His worst accident, however, occurred during the war while he was in the Pacific with the Seabees. A 200-pound block of steel fell from a hoist and hit him. It took 40 stitches and a battery of plastic surgeons to give Fleming a new face marked only by a few spidery scars.

“My new face is entirely different from my old one,” Fleming said, “but I prefer the new one.”

After “Rawhide” completed its seven-year run in 1965, Fleming made three appearances on “Bonanza” and also played a spy in the Doris Day movie, “The Glass Bottom Boat.” Tragically, it was while filming his next project, “High Jungle,” in Peru that Fleming was drowned after his canoe overturned in the Huallaga River during filming. He was only 41.

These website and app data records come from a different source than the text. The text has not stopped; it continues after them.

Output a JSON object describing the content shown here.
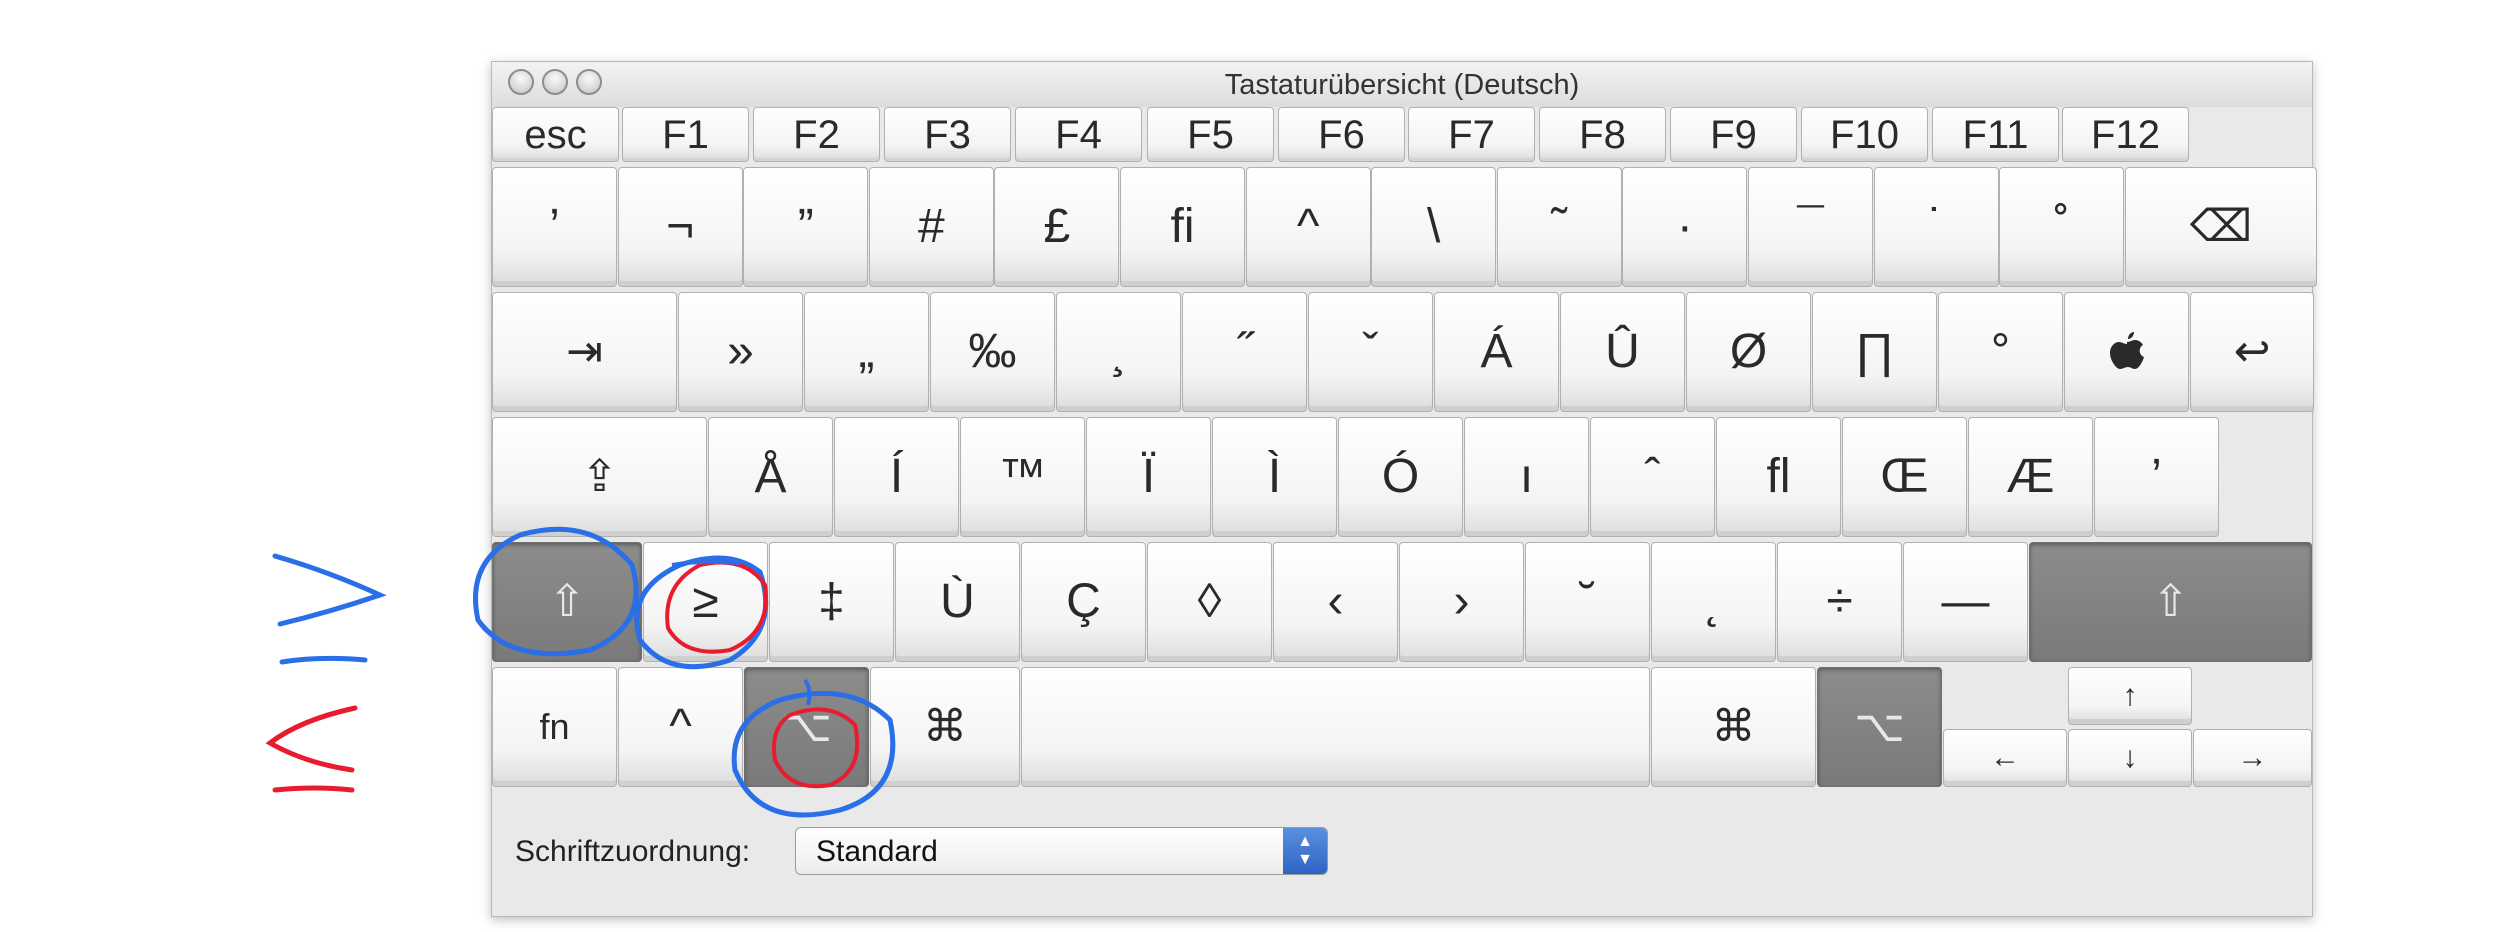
{
  "window": {
    "title": "Tastaturübersicht (Deutsch)"
  },
  "rows": {
    "function": [
      {
        "label": "esc",
        "name": "key-esc"
      },
      {
        "label": "F1",
        "name": "key-f1"
      },
      {
        "label": "F2",
        "name": "key-f2"
      },
      {
        "label": "F3",
        "name": "key-f3"
      },
      {
        "label": "F4",
        "name": "key-f4"
      },
      {
        "label": "F5",
        "name": "key-f5"
      },
      {
        "label": "F6",
        "name": "key-f6"
      },
      {
        "label": "F7",
        "name": "key-f7"
      },
      {
        "label": "F8",
        "name": "key-f8"
      },
      {
        "label": "F9",
        "name": "key-f9"
      },
      {
        "label": "F10",
        "name": "key-f10"
      },
      {
        "label": "F11",
        "name": "key-f11"
      },
      {
        "label": "F12",
        "name": "key-f12"
      }
    ],
    "number": [
      "’",
      "¬",
      "”",
      "#",
      "£",
      "ﬁ",
      "^",
      "\\",
      "˜",
      "·",
      "¯",
      "˙",
      "˚",
      "⌫"
    ],
    "top": [
      "⇥",
      "»",
      "„",
      "‰",
      "¸",
      "˝",
      "ˇ",
      "Á",
      "Û",
      "Ø",
      "∏",
      "°",
      "",
      "↩"
    ],
    "home": [
      "⇪",
      "Å",
      "Í",
      "™",
      "Ï",
      "Ì",
      "Ó",
      "ı",
      "ˆ",
      "ﬂ",
      "Œ",
      "Æ",
      "’"
    ],
    "bottom": [
      "⇧",
      "≥",
      "‡",
      "Ù",
      "Ç",
      "◊",
      "‹",
      "›",
      "˘",
      "˛",
      "÷",
      "—",
      "⇧"
    ],
    "modifiers": {
      "fn": "fn",
      "control": "^",
      "option_left": "⌥",
      "command_left": "⌘",
      "space": "",
      "command_right": "⌘",
      "option_right": "⌥"
    },
    "arrows": {
      "up": "↑",
      "left": "←",
      "down": "↓",
      "right": "→"
    }
  },
  "pressed": [
    "bottom-0",
    "bottom-12",
    "option_left",
    "option_right"
  ],
  "footer": {
    "label": "Schriftzuordnung:",
    "select_value": "Standard",
    "stepper_up": "▲",
    "stepper_down": "▼"
  },
  "annotation_colors": {
    "blue": "#2a6ee8",
    "red": "#e81c2c"
  }
}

Meanwhile, his young co-star, a virtual unknown when "Rawhide" began in 1959, was on his way to becoming one of Hollywood's biggest stars, and later one of its most successful directors. From the start, Clint Eastwood attracted attention as ramrod Rowdy Yates. He continued to pop up in guests appearances on Warner Brothers' TV shows, including "Maverick."

In 1964, while "Rawhide" was still on the air, Eastwood had his big movie break, thanks to the unexpected success of the Sergio Leone Western, "Fistful of Dollars."

Eastwood played out the streak on "Rawhide," and when the show ended in December, 1965, he had appeared in all 216 episodes, an honor he shared with Paul Brinegar, who played Wishbone, the cook. Fleming was not in the show during its 13-episode final season in which Rowdy Yates took over as trail boss.